Sometimes when things get hard we question if we made the right choice, but if we lean in and become closer to Jesus in the process, it is the right choice. As Philippians 3:10-11 says, "I gave up all that inferior stuff so I could know Christ personally, experience his resurrection power, be a partner in his suffering, and go all the way with him to death itself" (The Message). God didn't call me to easy things. He called me to things that would make me a partner with him.
I learned I could control my temper. I didn't have a big anger problem my first twenty years of parenting because my kids didn't test it in big ways. Sure, I'd get annoyed and frustrated, but as I dealt with angry kids I felt my voice rising along with theirs.

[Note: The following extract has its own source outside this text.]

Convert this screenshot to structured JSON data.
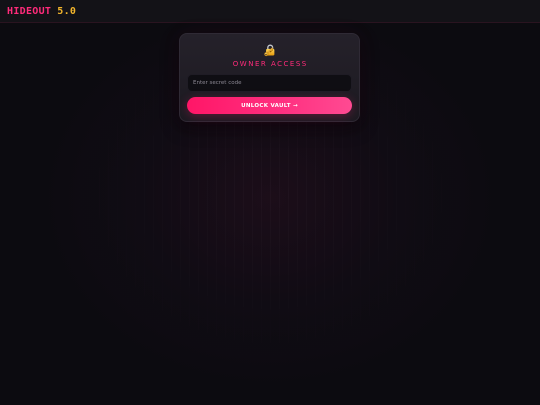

I found my fist balling up. I found myself slamming doors.
Again, I turned to God. I asked him to be strong where I was weak. I asked for the fruit of his Spirit in me to be present in all my interactions, especially the ones that made me angry. And when I felt the anger coming I'd send up a prayer. I also learned out to use calming techniques on myself and to be a model for my children.
Overall, through the process of parenting challenging, angry kids, I've been able to change and transform with God's help. I'm so thankful that through this process God has showed me things about my heart that needed to change. More importantly, he helped me to change and draw closer to him in the process.
Tricia Goyer writes out of her passion for God and her love for family and others. She is the USA Today Bestselling author of over 70 books, including Calming Angry Kids and Walk It Out: The Radical Result of Following God's Word One Step At a Time. You can connect with Tricia at www.TriciaGoyer.com. Sign up for her free email podcast series on Calming Angry Kids.